A study commissioned by NCAA found that sports gambling is rampant on college campuses.
In a survey conducted by in April of 3527 college students between the ages of 18 and 22, 58% had bet on sports at least once during the past 12 months.
The NCAA stated that while college athletes might have participated in the survey there were not enough significant numbers to differentiate between athlete and non-athlete results.
The study’s publication comes at an important time, as college sports betting is under scrutiny following recent controversies in Alabama and Iowa.
Further findings revealed that 67% students who live on-campus actively bet, and they do so in greater volumes. 41% have betted on the team of their school.
71% of wagers lose up to $100 per day
The survey was conducted by Opinion Diagnostics and revealed that 71% had reported their largest daily losses of up to 100 dollars, while a further 16,7% recorded their largest daily losses of between $100 and $300. 5.9% of the respondents reported a maximum loss between $300 and $500, whilst a further 5.8% recorded a loss greater than $500.
The average wagering amount is between $10 and $20. 79% of bets fall between $1 and $50. Another 12.7% of bettors lost between $50 and 100 dollars, while 4.5% typically wagered more than $100.

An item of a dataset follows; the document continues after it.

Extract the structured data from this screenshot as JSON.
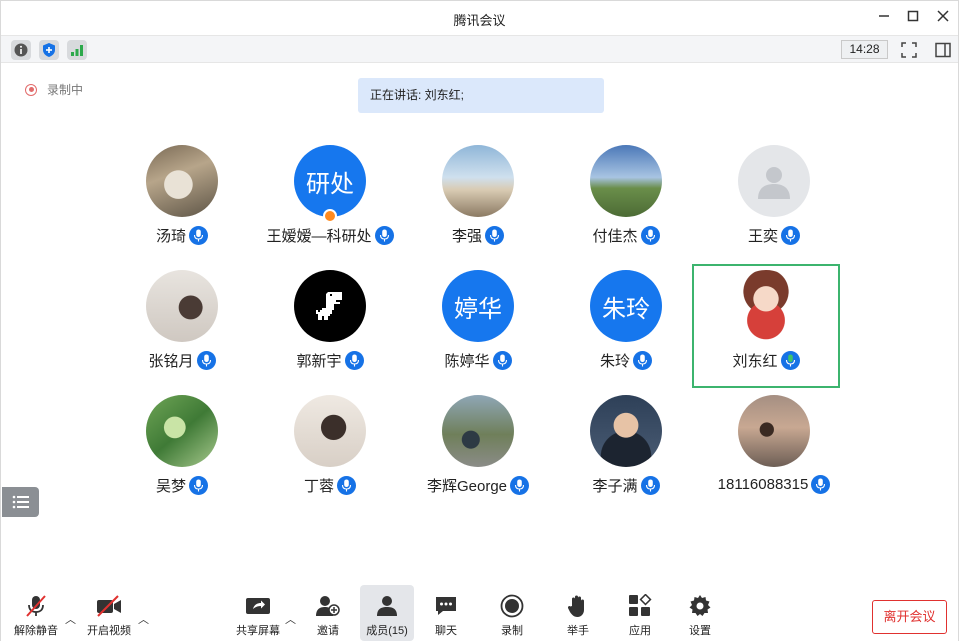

Researchers analyzed the reasons why students bet on campus in order to find out how to address these issues. They found that 59.2% do it primarily to make money. This will cause concern amongst the RG community. 40.8% wanted to bet on the teams or athletes that they supported.
In addition, in terms of RG strategy, 36.7% agreed with the following statement: “If I were regularly to engage in sports betting, I could consistently earn a lot money.” However, 32.1% disagreed with this statement.
Students are attracted to sports betting advertisements
In recent months, sportsbook advertising and partnerships were scrutinized. This included Caesars’ relationship with MSU and LSU as well as PointsBets’ agreement with the University of Colorado.
There are many more examples of these partnerships than just the two mentioned above. They are also effective at driving sports betting on campus.
According to NCAA research, 56.3% had heard or seen sportsbook advertisements at a sportsbook or casino or on their phones. It is important to note that the percentage did drop, albeit slightly when compared with students who were under 21 years old and lived in states without legal sports betting.
The report is ambiguous as to whether the increase in ad volume or effectiveness was responsible for this rise, but it does show that those with higher education levels are more likely to remember ads.
The effectiveness of the ads is revealed by 52.8% respondents who stated that they were more likely to bet on sports after seeing ads from sportsbooks, as opposed to 19.6% of those who claimed it would make them less inclined to do so.
A deeper analysis shows that African Americans are more likely to be exposed than other races to gambling
The report revealed that those from minority backgrounds are more likely than others to be exposed and overrepresented to certain factors. 13,6% of respondents had a Black, African American, or Hispanic background. 51.2% were white.
An analysis of risky behaviors – defined as betting multiple times a day, losing $50 per bet or more, or losing $500 in one day – showed that Blacks or African Americans were overrepresented. 16% of 18-22 year olds engaged in at the very least one of these indicators.
6% of 18-22 year olds lost over $500, compared to 10% for the African American group.
Advertising studies show that while blacks or African Americans are exposed to ads at the same rate as other demographics they have an “outsized impact on betting likelihood”. 65% of them said they would be more likely to wager after watching an advertisement, compared with the 52.8% overall.
The report expressed concern about the betting habits of minority consumers. It stated: “There’s a worrying thread regarding Black or African American respondents attitudes towards sports betting activities.” Black or African American consumers are more likely than white respondents to bet more frequently, to wager more money and to lose more money. They are also more confident about their ability to win consistently through sports betting.
While Black or African American respondents don’t recall seeing advertisements at a greater rate than other ethnic group, they report that the ads were much more effective in increasing their likelihood to bet on sports.
The demographics of the respondents showed less difference, with 49.9% being male, 47.7% female, and 2.3% identifying as “other”. However, it is worth noting that 51% of women aged 18-22 admitted to betting and 25% said they bet at least once a month.
The NCAA President Charlie Baker commented on the study. “We needed to create a new baseline in order to better understand the experiences of student-athletes on their campuses, and with their peers. This will help us best assist them as they deal with the disruptive dynamics that legal sports betting could bring.
“Sports betting is increasing interest in college sports and other sports. This is good for fans. But the NCAA, coaches, athletics department staff, and college presidents need to better understand how sports betting can affect student-athletes.”
The NCAA will then conduct its annual national survey of student athletes’ sports betting report.